Return to the world of Little Nightmares with Mono and Six tomorrow.
Ah, hello again. It’s good to see you. Come, join us, we were just getting started.
The world of Little Nightmares is quite like exploring a child’s bad dream about the realm of grownups, but with all the distortions and misunderstanding made completely real. Adults tower over you menacingly. They are utterly powerful and full of secret intentions. There are rules that are never explained to you which must be followed to the letter. And yet, you are never permitted to wake up.
When the team approaches creating a new adventure in the world of Little Nightmares, this is where we begin, with a strange world that isn’t made for the children trying to navigate it. Each adventure leads the visitor through a system that acts in accordance with a basic principle or concept, challenging you to overcome both puzzles and horrors that will stalk and capture you if you wander too close.
One of our main design principles is that, to help you feel the same level of confusion and struggle that a child feels, the game explains very little. You must find solutions and learn about your environment through careful observation.
In the original Little Nightmares, we were trapped in The Maw, which operates on the principle of hunger – not just the physical sensation, but other concepts that are related, like greed and over-consumption. In Little Nightmares II, we travel to the Pale City and its surroundings, an area that entices and threatens us with escapism. Let’s talk about how that theme touches the main areas of the game.
The natural beauty of the Wilderness might seem a tonic to the idea of things that one must escape. Quickly, we can notice that we might not be alone in this beautiful forest. Traps and snares are everywhere; someone is intent on capturing anything that dares move. The Hunter, who mutters and snarls beneath his mask like a pack of hounds, is the embodiment of a threat you can’t fight.

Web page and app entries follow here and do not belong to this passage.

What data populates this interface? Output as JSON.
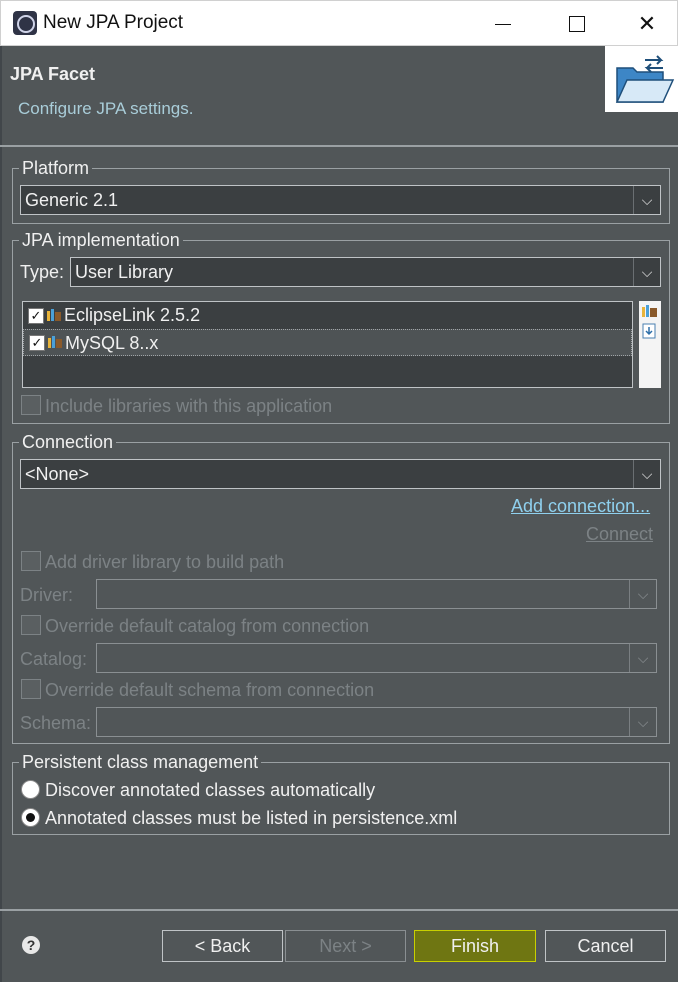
{
  "window": {
    "title": "New JPA Project",
    "minimize_glyph": "—",
    "maximize_glyph": "☐",
    "close_glyph": "✕"
  },
  "header": {
    "title": "JPA Facet",
    "subtitle": "Configure JPA settings.",
    "banner_icon": "folder-open-icon"
  },
  "platform": {
    "legend": "Platform",
    "selected": "Generic 2.1"
  },
  "jpa_implementation": {
    "legend": "JPA implementation",
    "type_label": "Type:",
    "type_value": "User Library",
    "libraries": [
      {
        "name": "EclipseLink 2.5.2",
        "checked": true,
        "check": "✓"
      },
      {
        "name": "MySQL 8..x",
        "checked": true,
        "check": "✓"
      }
    ],
    "include_libraries_label": "Include libraries with this application"
  },
  "connection": {
    "legend": "Connection",
    "selected": "<None>",
    "add_connection": "Add connection...",
    "connect": "Connect",
    "add_driver_label": "Add driver library to build path",
    "driver_label": "Driver:",
    "override_catalog_label": "Override default catalog from connection",
    "catalog_label": "Catalog:",
    "override_schema_label": "Override default schema from connection",
    "schema_label": "Schema:"
  },
  "persistent": {
    "legend": "Persistent class management",
    "options": [
      {
        "label": "Discover annotated classes automatically",
        "selected": false
      },
      {
        "label": "Annotated classes must be listed in persistence.xml",
        "selected": true
      }
    ]
  },
  "footer": {
    "help": "?",
    "back": "< Back",
    "next": "Next >",
    "finish": "Finish",
    "cancel": "Cancel"
  },
  "colors": {
    "background": "#515658",
    "link": "#8fd0ee",
    "finish_highlight": "#c8d000"
  },
  "combo_arrow_glyph": "⌵"
}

Your only hope with the Hunter is to run faster, think quicker, and look for a way to turn the tables. It’s a very primal version of escapism that shows us the roots of the behavior. Keep your eyes open for others who were lost to the hunt as you trek through the Wilderness. Sometimes, not even digging into the ground can save someone in the Hunter’s sights.
Then, across the cloudy sea, on the outskirts of the Pale City, you have the School. This twisted learning institute is home to other predators who are also fond of setting traps. Bullies rove the halls looking for anything weaker than them to torment, but they are not at the top of this food pyramid. Even the wildest Bully wouldn’t dare to so much as twitch without permission when they’re inside the Teacher’s classroom.
In this school, conformity isn’t a choice, it’s survival, and everyone is looking for a moment of escape. Even the Teacher needs to step away from her duties from time to time, and if you’re clever enough, you might catch her dabbling in her own form of artistic expression.
We’ve already discussed how the Hospital’s Patients are seeking to escape from their humdrum lives by looking for a medical source for their boredom. They run willingly into the Doctor’s waiting room and become part of his search for the perfect expression of his techniques. Even though his methods are horrific, his perfectionism is also a bit of procrastination – forever fiddling with details rather than finishing his creations, hiding away from the possibility that the final product won’t be as good as hoped.
And then, we come to the Pale City itself. Here we have a population of Viewers who have given up everything to tune in to the sweet promises of the Transmission. What might look like useless static is a siren’s song that lures these Viewers with whatever their hearts desire. The more they watch, the deeper they fall under its control. They develop a dependency on the Transmission, violently destroying anything that interrupts their connection to its cool, heartless glow.
Eventually, the Transmission leeches away everything that makes them unique. Their faces soften and blur, their limbs quiver in time with the commercial breaks. They become desperate to get closer to the screen, as if they’re bathing in its light. It becomes harder and harder to tell where they end, and the television begins. Finally, in a state of televisual rapture, they quietly slip all the way in to the signal, leaving behind only a suit of empty clothes.
Mono, and his new abilities, can be seen as a threat to these systems of escapism. He can use the televisions scattered around the city to move freely where others cannot. He can attack things straight on, cutting through the static.
When he frees Six from her captivity, he’s also freeing her from her own fixation. The music box that she endlessly plays while locked in the Hunter’s shack is another form of escapism – rather than continuing to struggle to break out, she’s become entranced with this music to the point where it’s pacified her until Mono comes along.
But Mono also isn’t immune, as he seems to have a mysterious connection to the Transmission. More than once, Six saves him from becoming entranced by the twisting corridor that opens to him when he comes across an active television.
Their partnership is their only hope to shake the city free from the Transmission’s grip, and in doing so, perhaps escape the terrible fate of all children who find themselves in the world of Little Nightmares.
Please join us tomorrow, when Little Nightmares II slips into our waking world.